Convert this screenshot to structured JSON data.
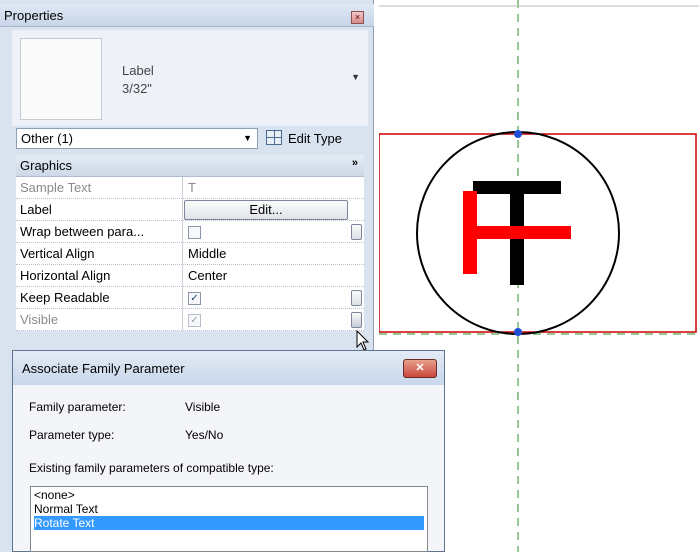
{
  "properties": {
    "title": "Properties",
    "type_selector": {
      "name": "Label",
      "size": "3/32\""
    },
    "filter": {
      "value": "Other (1)"
    },
    "edit_type_label": "Edit Type",
    "section": {
      "title": "Graphics",
      "chevron": "»"
    },
    "rows": [
      {
        "label": "Sample Text",
        "value": "T",
        "disabled": true
      },
      {
        "label": "Label",
        "button": "Edit..."
      },
      {
        "label": "Wrap between para...",
        "checkbox": false
      },
      {
        "label": "Vertical Align",
        "value": "Middle"
      },
      {
        "label": "Horizontal Align",
        "value": "Center"
      },
      {
        "label": "Keep Readable",
        "checkbox": true
      },
      {
        "label": "Visible",
        "checkbox": true,
        "disabled": true
      }
    ]
  },
  "dialog": {
    "title": "Associate Family Parameter",
    "family_parameter_label": "Family parameter:",
    "family_parameter_value": "Visible",
    "parameter_type_label": "Parameter type:",
    "parameter_type_value": "Yes/No",
    "existing_label": "Existing family parameters of compatible type:",
    "list": [
      "<none>",
      "Normal Text",
      "Rotate Text"
    ],
    "selected_index": 2
  },
  "canvas": {
    "colors": {
      "box": "#cc0000",
      "ref_line": "#2e8b2e",
      "circle": "#000000",
      "red_glyph": "#ff0000",
      "black_glyph": "#000000",
      "grip": "#1f4fd6"
    }
  }
}
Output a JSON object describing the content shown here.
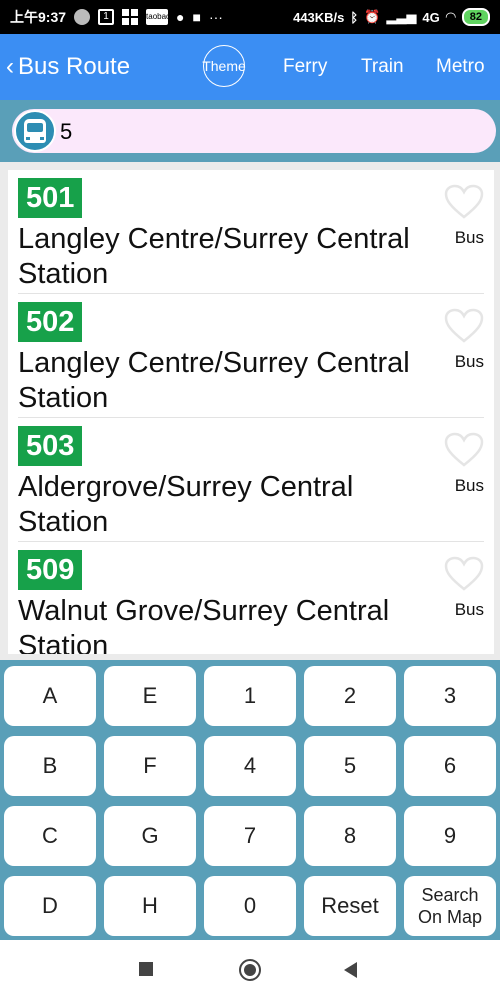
{
  "status_bar": {
    "time": "上午9:37",
    "network_speed": "443KB/s",
    "signal": "4G",
    "battery": "82"
  },
  "header": {
    "back_icon": "chevron-left-icon",
    "title": "Bus Route",
    "theme_label": "Theme",
    "nav": [
      "Ferry",
      "Train",
      "Metro"
    ]
  },
  "search": {
    "value": "5",
    "icon": "bus-icon"
  },
  "routes": [
    {
      "number": "501",
      "name": "Langley Centre/Surrey Central Station",
      "type": "Bus"
    },
    {
      "number": "502",
      "name": "Langley Centre/Surrey Central Station",
      "type": "Bus"
    },
    {
      "number": "503",
      "name": "Aldergrove/Surrey Central Station",
      "type": "Bus"
    },
    {
      "number": "509",
      "name": "Walnut Grove/Surrey Central Station",
      "type": "Bus"
    }
  ],
  "keypad": {
    "rows": [
      [
        "A",
        "E",
        "1",
        "2",
        "3"
      ],
      [
        "B",
        "F",
        "4",
        "5",
        "6"
      ],
      [
        "C",
        "G",
        "7",
        "8",
        "9"
      ],
      [
        "D",
        "H",
        "0",
        "Reset",
        "Search On Map"
      ]
    ]
  },
  "colors": {
    "appbar": "#3b8ef3",
    "route_badge": "#17a14a",
    "keypad_bg": "#5a9fb8",
    "search_bg": "#fbe8fb"
  }
}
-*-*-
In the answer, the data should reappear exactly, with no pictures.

§ Answer space:
Convert this screenshot to structured JSON data.
{
  "properties": {
    "title": "Properties",
    "type_selector": {
      "name": "Label",
      "size": "3/32\""
    },
    "filter": {
      "value": "Other (1)"
    },
    "edit_type_label": "Edit Type",
    "section": {
      "title": "Graphics",
      "chevron": "»"
    },
    "rows": [
      {
        "label": "Sample Text",
        "value": "T",
        "disabled": true
      },
      {
        "label": "Label",
        "button": "Edit..."
      },
      {
        "label": "Wrap between para...",
        "checkbox": false
      },
      {
        "label": "Vertical Align",
        "value": "Middle"
      },
      {
        "label": "Horizontal Align",
        "value": "Center"
      },
      {
        "label": "Keep Readable",
        "checkbox": true
      },
      {
        "label": "Visible",
        "checkbox": true,
        "disabled": true
      }
    ]
  },
  "dialog": {
    "title": "Associate Family Parameter",
    "family_parameter_label": "Family parameter:",
    "family_parameter_value": "Visible",
    "parameter_type_label": "Parameter type:",
    "parameter_type_value": "Yes/No",
    "existing_label": "Existing family parameters of compatible type:",
    "list": [
      "<none>",
      "Normal Text",
      "Rotate Text"
    ],
    "selected_index": 2
  },
  "canvas": {
    "colors": {
      "box": "#cc0000",
      "ref_line": "#2e8b2e",
      "circle": "#000000",
      "red_glyph": "#ff0000",
      "black_glyph": "#000000",
      "grip": "#1f4fd6"
    }
  }
}
Output a JSON object describing the content shown here.
{
  "status_bar": {
    "time": "上午9:37",
    "network_speed": "443KB/s",
    "signal": "4G",
    "battery": "82"
  },
  "header": {
    "back_icon": "chevron-left-icon",
    "title": "Bus Route",
    "theme_label": "Theme",
    "nav": [
      "Ferry",
      "Train",
      "Metro"
    ]
  },
  "search": {
    "value": "5",
    "icon": "bus-icon"
  },
  "routes": [
    {
      "number": "501",
      "name": "Langley Centre/Surrey Central Station",
      "type": "Bus"
    },
    {
      "number": "502",
      "name": "Langley Centre/Surrey Central Station",
      "type": "Bus"
    },
    {
      "number": "503",
      "name": "Aldergrove/Surrey Central Station",
      "type": "Bus"
    },
    {
      "number": "509",
      "name": "Walnut Grove/Surrey Central Station",
      "type": "Bus"
    }
  ],
  "keypad": {
    "rows": [
      [
        "A",
        "E",
        "1",
        "2",
        "3"
      ],
      [
        "B",
        "F",
        "4",
        "5",
        "6"
      ],
      [
        "C",
        "G",
        "7",
        "8",
        "9"
      ],
      [
        "D",
        "H",
        "0",
        "Reset",
        "Search On Map"
      ]
    ]
  },
  "colors": {
    "appbar": "#3b8ef3",
    "route_badge": "#17a14a",
    "keypad_bg": "#5a9fb8",
    "search_bg": "#fbe8fb"
  }
}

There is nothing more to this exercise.